Dr Vladislav Inozemtsev, who is the director of the Centre for Post-Industrial Studies in the Russian capital Moscow, was speaking at a conference in the Austrian capital Vienna this week, where he said Western sanctions were the main reason Putin had managed to notch up an 88-percent approval rating, and it has now been revealed to have soared soared to 90 percent, boosted by the bombing of Islamic militants in Syria.
VTsIOM, the Russian Public Opinion Research Center, said Putin's rating had reached 89.9 percent in October, up from a previous high of 89.1 percent in June. In January 2012, it put his rating at just 58.8 percent.
The Russian Air Force says it has flown over 700 sorties against more than 690 targets in Syria since September 30, a campaign to which state TV has given blanket coverage with widespread approval from the public.
The meeting in Vienna was organised by the International Centre for Advanced Comparative EU Russian Research (ICEUR) and included leading Russian economist Dr Vladislav Inozemtsev as a special guest.
Apportioning blame to the West
He said that since 2012, Putin had been increasingly implementing state control over the economy, which is the reason for its current decline, and that the president had been able to blame this on Western sanctions.
In 2012, the Russian Federation posted growth of 4.9 percent but this declined to only 0.2 percent in the space of two years. Since January 2015, GDP has declined by 4.5 percent and per capita living standards by 8.9 percent.
Dr Inozemtsev said that lower world oil prices had impacted the economy, however the raft of Western trade sanctions was of only minor effect. Economic analysis showed that most of the problems were attributable to the failure of domestic policy and that the Russian government was more than happy to pin the blame on the sanctions.
"Real incomes are constantly declining"
He said: "Real incomes are constantly declining and Russia is now in a full-scale economic crisis."
Yet the approval rating of 90 percent shows that Putin is not paying the price for his actions, even though the population have been paying for what he has done with a 30-percent drop in living standards.
In his opinion, many business people have still not woken up to the new reality, but this may change when the holiday season arrives, next January, a time for rest and reflection.
He also said many Western leaders and commentators have failed to grasp why President Putin remains popular despite the failure of his economic programme as people felt it was important to rally around the government in the face of opposition from abroad, giving him free range to do whatever he wants.
Emigration a significant factor
He added: "A substantial number of Russians believe quite wrongly, that the economic problems, especially in relation to oil prices, have been engineered by the United States and Saudi Arabia."
Another factor was the way Russians, who might otherwise be critical of the state, were leaving the country in large numbers, with emigration currently running at around 480,000 per year, which has reduced the number of potential dissenters, who form a pool estimated at just 1 to 2 percent of the population.
And for anyone hoping that the president might step down, the economist was convinced it would never happen.
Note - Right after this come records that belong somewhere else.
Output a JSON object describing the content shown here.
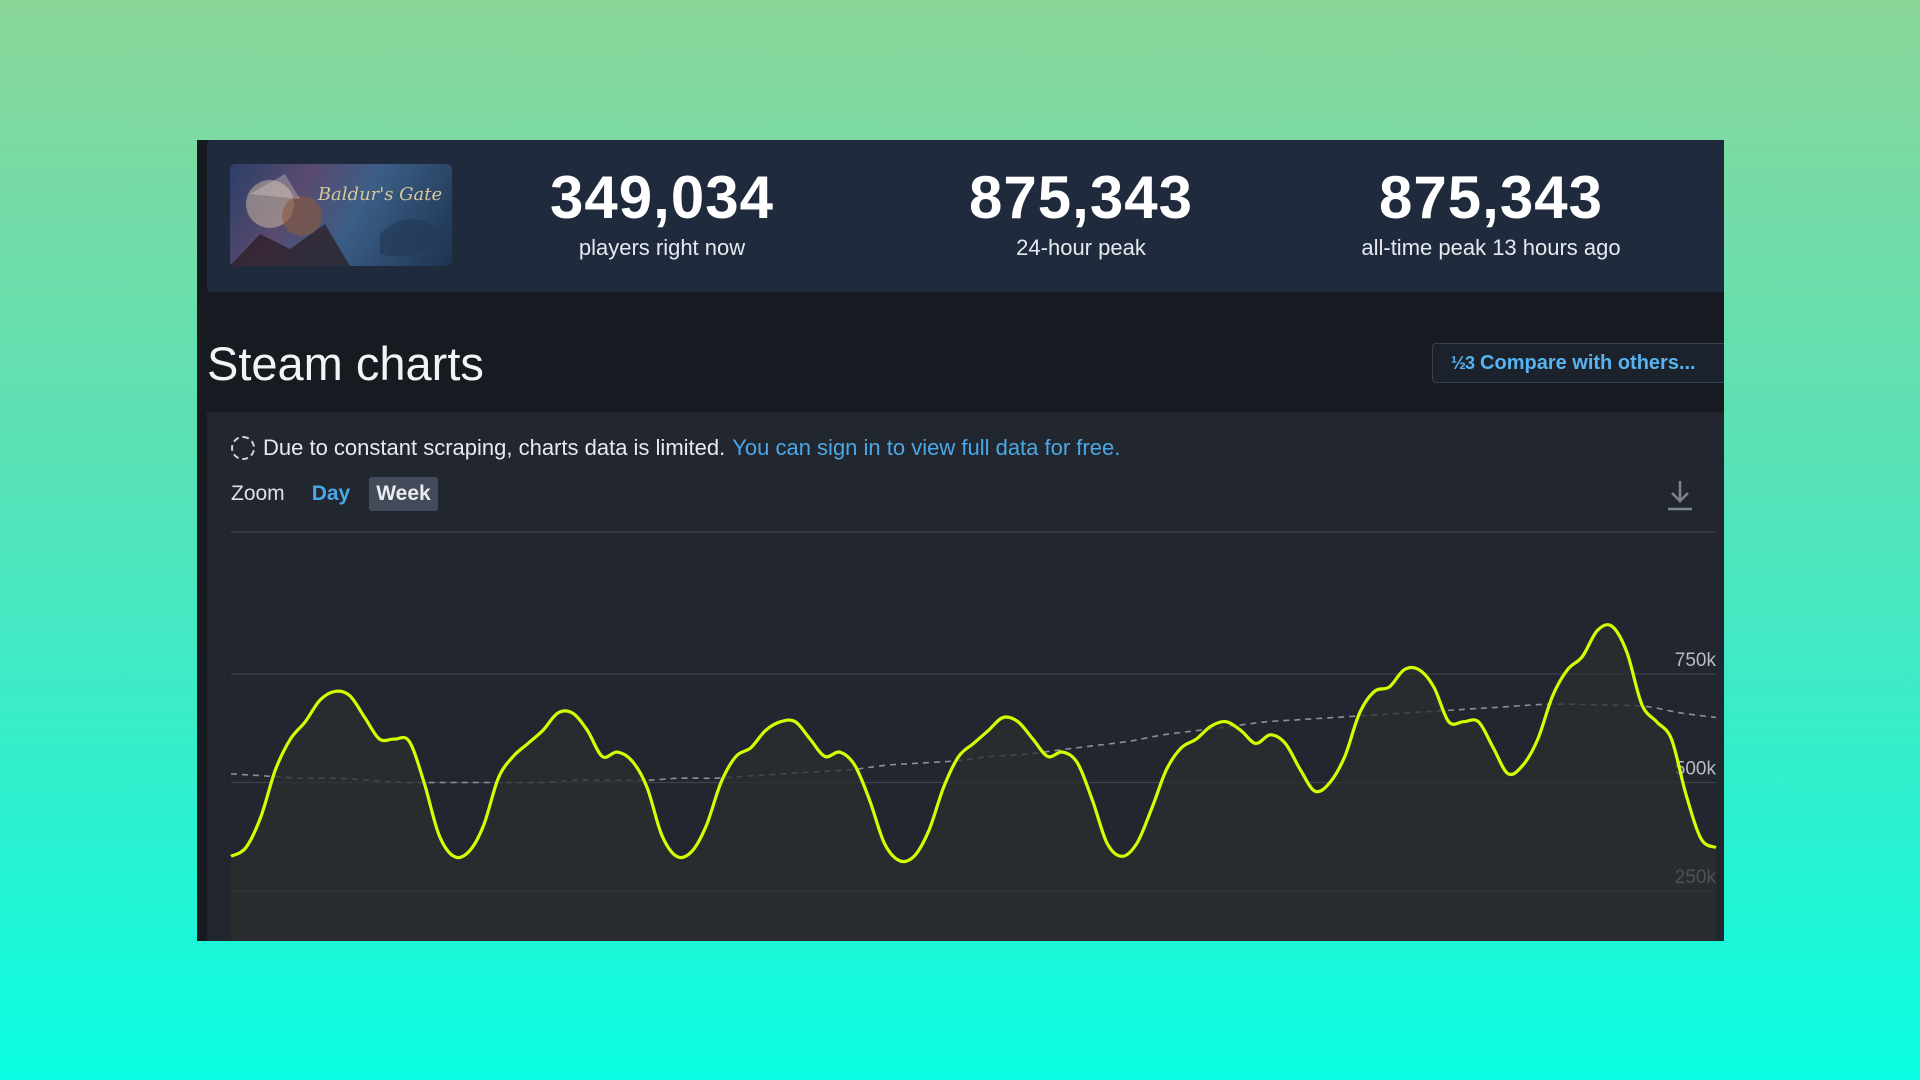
{
  "stats": {
    "players_now": "349,034",
    "players_now_label": "players right now",
    "peak_24h": "875,343",
    "peak_24h_label": "24-hour peak",
    "all_time_peak": "875,343",
    "all_time_peak_label": "all-time peak 13 hours ago"
  },
  "game": {
    "thumbnail_text": "Baldur's Gate"
  },
  "section": {
    "title": "Steam charts",
    "compare_icon": "1/2/3",
    "compare_label": "Compare with others..."
  },
  "notice": {
    "icon": "loading-spinner-icon",
    "text": "Due to constant scraping, charts data is limited.",
    "link": "You can sign in to view full data for free."
  },
  "zoom": {
    "label": "Zoom",
    "options": [
      "Day",
      "Week"
    ],
    "selected": "Week"
  },
  "colors": {
    "line": "#d4ff00",
    "average": "#8a8f98",
    "link": "#4aa8e6",
    "panel": "#171a21",
    "header": "#1f2a3d"
  },
  "chart_data": {
    "type": "line",
    "ylim": [
      0,
      1000000
    ],
    "yticks": [
      250000,
      500000,
      750000
    ],
    "ytick_labels": [
      "250k",
      "500k",
      "750k"
    ],
    "grid": true,
    "series": [
      {
        "values": [
          330000,
          350000,
          420000,
          530000,
          600000,
          640000,
          690000,
          710000,
          700000,
          650000,
          600000,
          600000,
          595000,
          500000,
          380000,
          330000,
          340000,
          400000,
          510000,
          560000,
          590000,
          620000,
          660000,
          660000,
          620000,
          560000,
          570000,
          550000,
          490000,
          380000,
          330000,
          340000,
          400000,
          500000,
          560000,
          580000,
          620000,
          640000,
          640000,
          600000,
          560000,
          570000,
          540000,
          460000,
          360000,
          320000,
          330000,
          390000,
          490000,
          560000,
          590000,
          620000,
          650000,
          640000,
          600000,
          560000,
          570000,
          545000,
          460000,
          360000,
          330000,
          360000,
          440000,
          530000,
          580000,
          600000,
          630000,
          640000,
          620000,
          590000,
          610000,
          590000,
          530000,
          480000,
          500000,
          560000,
          660000,
          710000,
          720000,
          760000,
          760000,
          720000,
          640000,
          640000,
          640000,
          580000,
          520000,
          540000,
          600000,
          700000,
          760000,
          790000,
          850000,
          860000,
          800000,
          680000,
          640000,
          600000,
          470000,
          370000,
          350000
        ]
      },
      {
        "values": [
          520000,
          515000,
          510000,
          510000,
          505000,
          500000,
          500000,
          500000,
          500000,
          500000,
          505000,
          505000,
          505000,
          510000,
          510000,
          515000,
          520000,
          525000,
          530000,
          540000,
          545000,
          550000,
          560000,
          565000,
          575000,
          585000,
          595000,
          610000,
          620000,
          630000,
          640000,
          645000,
          650000,
          655000,
          660000,
          665000,
          670000,
          675000,
          680000,
          680000,
          678000,
          675000,
          660000,
          650000
        ]
      }
    ]
  }
}
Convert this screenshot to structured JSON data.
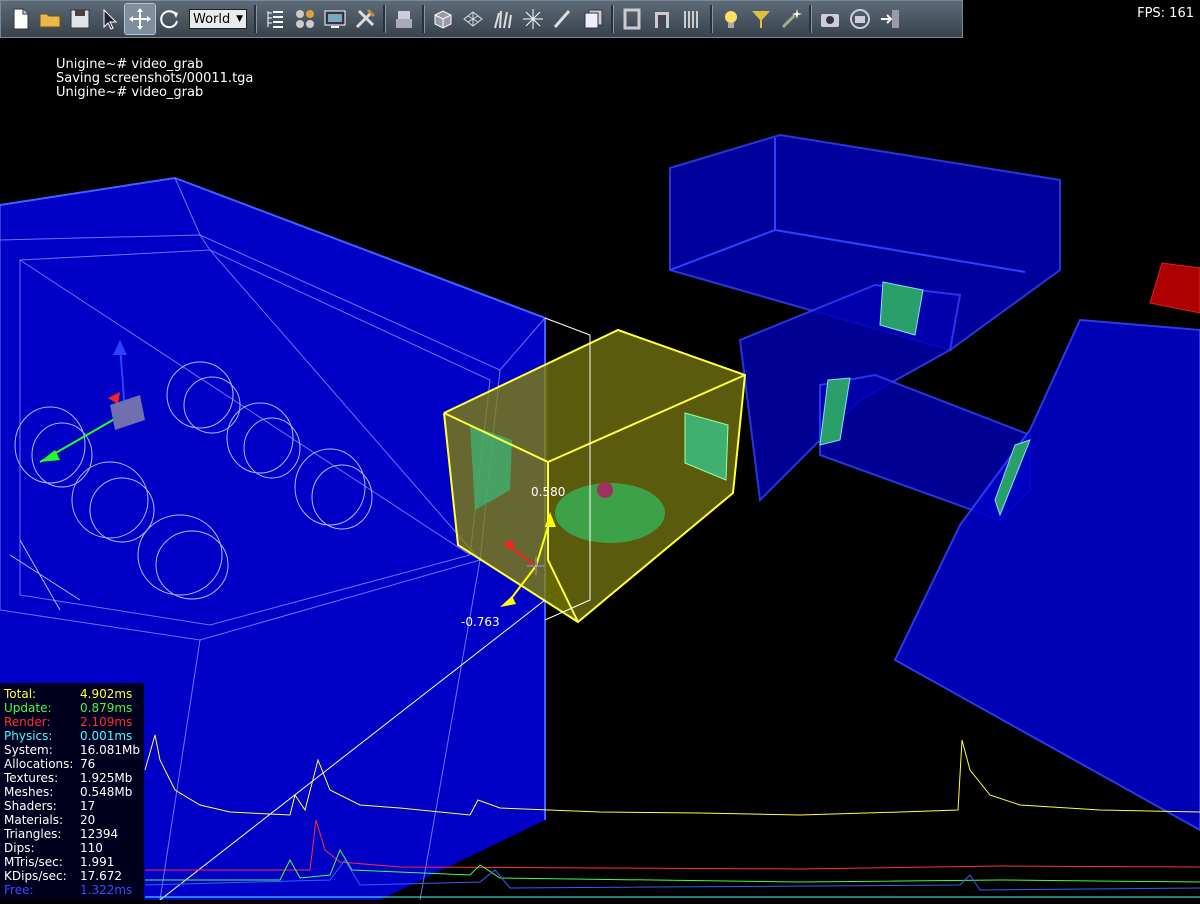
{
  "fps": "FPS: 161",
  "toolbar": {
    "world_select": "World",
    "buttons": [
      "new-file",
      "open-folder",
      "save",
      "select-arrow",
      "move",
      "rotate",
      "sep",
      "list-tree",
      "nodes",
      "monitor-settings",
      "tools",
      "sep",
      "robot",
      "sep",
      "cube",
      "mesh",
      "grass",
      "particles",
      "brush",
      "layers",
      "sep",
      "portal-a",
      "portal-b",
      "bars",
      "sep",
      "light",
      "player",
      "spark",
      "sep",
      "camera",
      "camera-rotate",
      "exit"
    ]
  },
  "console": [
    "Unigine~# video_grab",
    "Saving screenshots/00011.tga",
    "Unigine~# video_grab"
  ],
  "gizmo": {
    "y_value": "0.580",
    "x_value": "-0.763"
  },
  "stats": [
    {
      "label": "Total:",
      "value": "4.902ms",
      "color": "#ffff40"
    },
    {
      "label": "Update:",
      "value": "0.879ms",
      "color": "#40ff40"
    },
    {
      "label": "Render:",
      "value": "2.109ms",
      "color": "#ff3030"
    },
    {
      "label": "Physics:",
      "value": "0.001ms",
      "color": "#40ffff"
    },
    {
      "label": "System:",
      "value": "16.081Mb",
      "color": "#ffffff"
    },
    {
      "label": "Allocations:",
      "value": "76",
      "color": "#ffffff"
    },
    {
      "label": "Textures:",
      "value": "1.925Mb",
      "color": "#ffffff"
    },
    {
      "label": "Meshes:",
      "value": "0.548Mb",
      "color": "#ffffff"
    },
    {
      "label": "Shaders:",
      "value": "17",
      "color": "#ffffff"
    },
    {
      "label": "Materials:",
      "value": "20",
      "color": "#ffffff"
    },
    {
      "label": "Triangles:",
      "value": "12394",
      "color": "#ffffff"
    },
    {
      "label": "Dips:",
      "value": "110",
      "color": "#ffffff"
    },
    {
      "label": "MTris/sec:",
      "value": "1.991",
      "color": "#ffffff"
    },
    {
      "label": "KDips/sec:",
      "value": "17.672",
      "color": "#ffffff"
    },
    {
      "label": "Free:",
      "value": "1.322ms",
      "color": "#3050ff"
    }
  ],
  "colors": {
    "volume": "#0000e0",
    "selection": "#e0e000",
    "total_graph": "#ffff40",
    "render_graph": "#ff3030",
    "update_graph": "#40ff40",
    "physics_graph": "#40ffff"
  }
}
Putin, whose words and actions dominate state TV, has not yet said whether he intends to stand for a fourth presidential term in 2018 and if he did, he could remain in power until 2024.
Syria intervention "popular"
But according to Dr Inozemtsev: "The political situation is such that Putin may be expected to remain in power for the foreseeable future. Putin can be re-elected as often as he wishes and he will not leave office alive – for whatever reason."
Dr Inozemtsev advised that Western business people should just make money with Russia and avoid trying to pressurise the regime – as it was a waste of time trying to influence Putin because, as with the president’s close associates, the economist believes he has no respect for dialogue.
He said that the recent intervention in Syria will remain popular with Russians until significant casualties are reported, which Putin would be taking action to guard against.
He added that the best way to defeat Putin is to look at historical models.
He said: "After 1918, Germany was left to its own devices which led to social breakdown and ultimately to Nazism. The West is now in a reduced 'Second Cold War' with Russia but when the thaw comes, Russia should be integrated as a partner into the Western bloc."
Dr Inozemtsev explained that Putin would be disarmed if the European Union offered Russia the prospect of membership within 10 to 20 years. Money and investment would flow in as confidence would increase to the benefit of the entire Russian business sector.
If Putin refused the offer, he would lose a powerful segment of his support and become isolated. It was also confirmed that EU membership for Ukraine and Russia would help to dispel tension between the two nations and generally stabilise all eastern European countries.
The country's other main pollster, Levada-Center, which is not linked to the Kremlin, has also registered strong public approval for Putin, saying he scored a rating of 83 percent in August this year.
By Ken Cameron in Vienna